20 January 20170 comments

Australian television drama is failing to portray people from culturally diverse groups in its representations of the wider society, a new survey has found.

While indigenous characters are now featuring prominently on the small screen, people from non-Anglo Celtic backgrounds and those identifying as LGBTQI are not.

A Screen Australia survey of all 199 dramas aired on Australian television between 2011 and 2015 examined almost two thousand “main” characters appearing in TV shows.

Ronny Chieng

Its aim was to track visible diversity, as viewers see it, in terms of a character’s sexuality, disability or cultural background.

The survey, titled. ‘Seeing ourselves: Reflections on diversity in Australian TV drama’, found that although around 32 per cent of Australians have a cultural background other than Anglo-Celtic only 18 per cent of main characters had non-Anglo-Celtic backgrounds.

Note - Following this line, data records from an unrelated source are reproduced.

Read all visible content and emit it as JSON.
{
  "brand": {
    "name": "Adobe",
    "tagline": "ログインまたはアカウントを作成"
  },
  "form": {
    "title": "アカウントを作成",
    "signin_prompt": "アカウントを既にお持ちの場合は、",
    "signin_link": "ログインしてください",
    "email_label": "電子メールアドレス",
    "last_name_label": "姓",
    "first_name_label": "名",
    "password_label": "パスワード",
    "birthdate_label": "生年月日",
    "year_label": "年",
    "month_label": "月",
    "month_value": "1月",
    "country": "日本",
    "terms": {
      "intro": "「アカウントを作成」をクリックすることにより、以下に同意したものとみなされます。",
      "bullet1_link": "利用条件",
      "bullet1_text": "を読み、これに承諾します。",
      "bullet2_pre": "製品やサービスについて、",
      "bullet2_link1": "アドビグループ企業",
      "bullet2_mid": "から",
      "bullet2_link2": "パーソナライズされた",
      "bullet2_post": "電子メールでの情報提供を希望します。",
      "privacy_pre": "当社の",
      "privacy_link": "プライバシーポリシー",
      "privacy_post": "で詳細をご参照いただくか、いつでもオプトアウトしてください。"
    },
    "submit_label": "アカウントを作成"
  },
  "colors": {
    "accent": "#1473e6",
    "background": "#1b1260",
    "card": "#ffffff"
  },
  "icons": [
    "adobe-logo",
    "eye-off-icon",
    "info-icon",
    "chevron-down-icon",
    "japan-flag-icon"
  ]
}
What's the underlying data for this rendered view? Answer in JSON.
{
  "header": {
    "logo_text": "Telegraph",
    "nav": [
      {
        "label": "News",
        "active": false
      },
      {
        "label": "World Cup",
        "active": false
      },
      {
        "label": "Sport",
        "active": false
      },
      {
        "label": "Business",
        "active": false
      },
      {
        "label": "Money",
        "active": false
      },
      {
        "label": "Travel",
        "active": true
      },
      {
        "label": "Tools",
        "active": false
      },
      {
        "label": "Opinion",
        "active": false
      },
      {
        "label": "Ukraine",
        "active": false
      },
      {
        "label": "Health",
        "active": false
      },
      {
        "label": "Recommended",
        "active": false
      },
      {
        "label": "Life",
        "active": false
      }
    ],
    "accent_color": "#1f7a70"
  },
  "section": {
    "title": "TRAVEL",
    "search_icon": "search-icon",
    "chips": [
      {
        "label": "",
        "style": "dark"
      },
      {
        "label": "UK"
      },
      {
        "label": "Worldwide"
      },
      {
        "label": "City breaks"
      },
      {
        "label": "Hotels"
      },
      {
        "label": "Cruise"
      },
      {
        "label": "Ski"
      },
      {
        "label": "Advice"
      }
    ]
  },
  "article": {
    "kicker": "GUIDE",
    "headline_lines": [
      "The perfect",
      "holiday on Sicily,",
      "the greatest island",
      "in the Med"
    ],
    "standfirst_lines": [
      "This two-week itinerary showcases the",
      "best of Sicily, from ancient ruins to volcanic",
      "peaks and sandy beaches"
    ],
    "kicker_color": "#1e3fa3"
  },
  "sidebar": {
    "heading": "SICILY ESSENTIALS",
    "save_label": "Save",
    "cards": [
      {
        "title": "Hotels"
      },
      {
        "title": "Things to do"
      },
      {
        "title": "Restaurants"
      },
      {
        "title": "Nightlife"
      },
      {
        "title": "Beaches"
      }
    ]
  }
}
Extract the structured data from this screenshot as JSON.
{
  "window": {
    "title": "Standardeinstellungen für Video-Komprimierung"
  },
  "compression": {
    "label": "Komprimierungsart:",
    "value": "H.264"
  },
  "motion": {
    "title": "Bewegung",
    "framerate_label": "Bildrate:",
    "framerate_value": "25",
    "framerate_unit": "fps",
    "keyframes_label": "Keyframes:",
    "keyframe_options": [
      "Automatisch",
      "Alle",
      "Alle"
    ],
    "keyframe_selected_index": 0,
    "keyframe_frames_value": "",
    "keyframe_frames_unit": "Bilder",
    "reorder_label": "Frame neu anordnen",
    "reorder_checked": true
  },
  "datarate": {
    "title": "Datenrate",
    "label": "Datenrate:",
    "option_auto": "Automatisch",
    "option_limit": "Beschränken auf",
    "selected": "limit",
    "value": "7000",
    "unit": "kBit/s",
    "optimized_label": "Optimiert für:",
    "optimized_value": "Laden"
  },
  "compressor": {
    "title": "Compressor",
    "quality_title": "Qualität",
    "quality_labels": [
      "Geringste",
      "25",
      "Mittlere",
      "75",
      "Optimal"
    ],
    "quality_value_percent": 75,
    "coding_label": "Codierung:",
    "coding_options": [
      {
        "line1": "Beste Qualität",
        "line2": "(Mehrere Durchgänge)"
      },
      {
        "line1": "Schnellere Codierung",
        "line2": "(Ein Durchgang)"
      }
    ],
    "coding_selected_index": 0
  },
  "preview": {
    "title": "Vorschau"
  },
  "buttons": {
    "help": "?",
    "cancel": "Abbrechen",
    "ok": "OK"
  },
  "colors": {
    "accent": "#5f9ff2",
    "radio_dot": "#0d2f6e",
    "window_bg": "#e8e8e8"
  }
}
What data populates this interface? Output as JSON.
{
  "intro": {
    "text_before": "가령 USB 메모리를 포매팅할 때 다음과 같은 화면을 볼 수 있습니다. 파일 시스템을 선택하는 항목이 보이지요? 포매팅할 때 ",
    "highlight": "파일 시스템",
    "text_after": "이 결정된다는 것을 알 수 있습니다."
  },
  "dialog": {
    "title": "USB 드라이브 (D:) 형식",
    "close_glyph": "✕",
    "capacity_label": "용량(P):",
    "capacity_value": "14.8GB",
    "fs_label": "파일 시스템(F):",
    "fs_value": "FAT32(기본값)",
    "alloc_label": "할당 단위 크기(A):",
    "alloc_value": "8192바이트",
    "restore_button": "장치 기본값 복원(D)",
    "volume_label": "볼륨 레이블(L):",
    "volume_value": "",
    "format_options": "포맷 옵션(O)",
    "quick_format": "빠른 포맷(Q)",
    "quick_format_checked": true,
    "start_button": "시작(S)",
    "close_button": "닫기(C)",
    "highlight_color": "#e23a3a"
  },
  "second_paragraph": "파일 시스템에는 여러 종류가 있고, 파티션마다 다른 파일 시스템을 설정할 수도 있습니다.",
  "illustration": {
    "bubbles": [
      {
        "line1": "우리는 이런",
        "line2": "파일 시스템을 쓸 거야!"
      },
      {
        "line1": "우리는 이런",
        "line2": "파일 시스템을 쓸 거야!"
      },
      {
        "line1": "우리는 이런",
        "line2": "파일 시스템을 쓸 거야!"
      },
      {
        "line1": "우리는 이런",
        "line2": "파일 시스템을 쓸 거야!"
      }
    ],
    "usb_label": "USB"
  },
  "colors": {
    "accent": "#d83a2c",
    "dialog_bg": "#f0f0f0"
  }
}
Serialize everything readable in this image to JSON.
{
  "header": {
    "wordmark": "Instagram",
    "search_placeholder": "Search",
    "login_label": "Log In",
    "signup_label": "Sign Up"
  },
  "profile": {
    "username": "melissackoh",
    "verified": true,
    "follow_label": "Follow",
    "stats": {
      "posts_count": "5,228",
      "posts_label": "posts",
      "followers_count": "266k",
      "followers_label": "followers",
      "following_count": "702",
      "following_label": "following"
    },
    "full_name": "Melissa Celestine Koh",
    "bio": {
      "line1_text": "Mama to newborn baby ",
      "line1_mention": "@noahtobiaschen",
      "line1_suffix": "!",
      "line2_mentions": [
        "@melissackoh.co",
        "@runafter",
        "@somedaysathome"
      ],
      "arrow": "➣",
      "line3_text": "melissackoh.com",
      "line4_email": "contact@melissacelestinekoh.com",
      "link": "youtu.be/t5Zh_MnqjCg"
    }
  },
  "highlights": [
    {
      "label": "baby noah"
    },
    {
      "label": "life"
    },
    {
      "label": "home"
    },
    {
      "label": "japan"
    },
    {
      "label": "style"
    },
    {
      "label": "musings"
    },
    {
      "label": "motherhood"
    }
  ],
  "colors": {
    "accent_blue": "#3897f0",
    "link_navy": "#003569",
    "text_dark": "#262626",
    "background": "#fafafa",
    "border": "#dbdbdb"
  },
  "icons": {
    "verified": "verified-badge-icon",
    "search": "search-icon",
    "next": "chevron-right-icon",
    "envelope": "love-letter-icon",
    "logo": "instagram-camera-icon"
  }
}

About 11 per cent of Australians identify as LGBTQI, but the survey found just 5 per cent of TV drama characters are non-straight.

The majority of these were gay men, followed by lesbian women. Transgender or intersex characters were largely absent.

However, children’s shows were much more diverse than those made for adults, the survey found.

Thirteen out of 25 children’s programs have main or recurring characters of non-European background.

Most of those characters are visibly non-European, rather than being identified through a story line – which the report’s authors says helps normalise diversity on our screens.

Comedy shows also had more non-Anglo-Celtic characters than dramas, but much of the diversity comes from just a few programs.

Two shows “Maximum Choppage’ and ‘Jonah from Tonga’ accounted for about a third of all non-European actors across all 51 comedy shows included in the survey.

Comedian Ronny Chieng was in six comedies across five years.

Surprisingly, indigenous characters surprisingly featured as a larger proportion than the indigenous representation in Australian society.

Currently, five per cent of all main characters on TV are indigenous, while indigenous people make up just three per cent of Australia’s population.

People with a disability had the lowest rate of representation. Around 18 per cent of Australians have a disability while just 4 per cent of surveyed characters were identified as disabled.

The study cited online productions – which are cheaper and less risky – as evidence that audiences exist for niche characters and stories.

It said the prevalence of much greater diversity in advertising shows there’s a commercial argument for connecting with these audiences.

Screen Australia used four cultural diversity categories created by the Australian Human Rights Commission, which broadly reflect historical immigration trends: Anglo-Celtic, European, Non-European and Indigenous.

Definitions of sexuality and disability were taken from the Sex Discrimination Act and the Disability Discrimination Act respectively.

Laurie Nowell
AMES Australia Senior Journalist